[Exercise materials]

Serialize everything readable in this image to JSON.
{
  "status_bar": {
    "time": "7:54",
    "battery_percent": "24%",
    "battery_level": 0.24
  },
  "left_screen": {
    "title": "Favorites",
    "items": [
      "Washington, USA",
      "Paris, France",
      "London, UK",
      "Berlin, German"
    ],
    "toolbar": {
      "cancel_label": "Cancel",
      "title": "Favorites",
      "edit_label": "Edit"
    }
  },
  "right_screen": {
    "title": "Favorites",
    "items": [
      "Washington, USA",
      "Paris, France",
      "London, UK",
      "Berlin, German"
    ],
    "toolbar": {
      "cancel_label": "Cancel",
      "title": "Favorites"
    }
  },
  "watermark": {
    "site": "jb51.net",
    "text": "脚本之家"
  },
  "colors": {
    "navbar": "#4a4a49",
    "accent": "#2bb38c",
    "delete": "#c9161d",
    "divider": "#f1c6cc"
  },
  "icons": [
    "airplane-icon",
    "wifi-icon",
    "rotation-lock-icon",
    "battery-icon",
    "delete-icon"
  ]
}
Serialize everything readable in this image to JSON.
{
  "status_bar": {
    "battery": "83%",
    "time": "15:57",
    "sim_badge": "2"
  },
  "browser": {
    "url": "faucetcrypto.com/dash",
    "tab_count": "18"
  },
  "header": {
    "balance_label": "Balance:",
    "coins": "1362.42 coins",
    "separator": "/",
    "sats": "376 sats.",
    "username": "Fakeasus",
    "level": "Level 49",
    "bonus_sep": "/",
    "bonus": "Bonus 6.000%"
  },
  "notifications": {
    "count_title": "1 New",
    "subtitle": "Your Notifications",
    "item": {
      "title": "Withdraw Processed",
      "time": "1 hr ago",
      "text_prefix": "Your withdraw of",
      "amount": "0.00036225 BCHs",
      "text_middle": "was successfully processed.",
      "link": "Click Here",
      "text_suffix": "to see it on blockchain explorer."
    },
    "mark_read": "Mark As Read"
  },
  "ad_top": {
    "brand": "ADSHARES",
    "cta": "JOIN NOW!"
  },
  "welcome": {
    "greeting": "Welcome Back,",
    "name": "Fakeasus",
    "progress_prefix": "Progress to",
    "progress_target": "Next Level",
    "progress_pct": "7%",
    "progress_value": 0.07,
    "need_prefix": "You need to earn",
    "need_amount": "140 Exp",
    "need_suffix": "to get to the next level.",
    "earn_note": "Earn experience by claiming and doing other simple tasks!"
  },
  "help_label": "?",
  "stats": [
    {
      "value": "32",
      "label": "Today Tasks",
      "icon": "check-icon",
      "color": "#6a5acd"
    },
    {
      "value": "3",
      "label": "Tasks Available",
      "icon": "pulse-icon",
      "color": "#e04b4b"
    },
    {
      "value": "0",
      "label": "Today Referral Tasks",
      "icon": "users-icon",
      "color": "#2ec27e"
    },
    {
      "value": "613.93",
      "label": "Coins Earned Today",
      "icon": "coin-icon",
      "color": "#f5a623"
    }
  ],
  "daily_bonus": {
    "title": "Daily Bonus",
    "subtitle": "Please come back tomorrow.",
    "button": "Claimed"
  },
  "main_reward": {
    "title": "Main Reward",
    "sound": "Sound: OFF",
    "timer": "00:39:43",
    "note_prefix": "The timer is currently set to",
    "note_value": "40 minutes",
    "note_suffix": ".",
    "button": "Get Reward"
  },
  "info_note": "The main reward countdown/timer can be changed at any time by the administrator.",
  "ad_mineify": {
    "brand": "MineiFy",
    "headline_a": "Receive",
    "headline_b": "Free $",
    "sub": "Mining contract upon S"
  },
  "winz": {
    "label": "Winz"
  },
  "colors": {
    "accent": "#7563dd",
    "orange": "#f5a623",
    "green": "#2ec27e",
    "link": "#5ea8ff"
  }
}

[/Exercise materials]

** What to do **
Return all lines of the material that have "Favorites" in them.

** Response to the task **
    "title": "Favorites",
      "title": "Favorites",
    "title": "Favorites",
      "title": "Favorites"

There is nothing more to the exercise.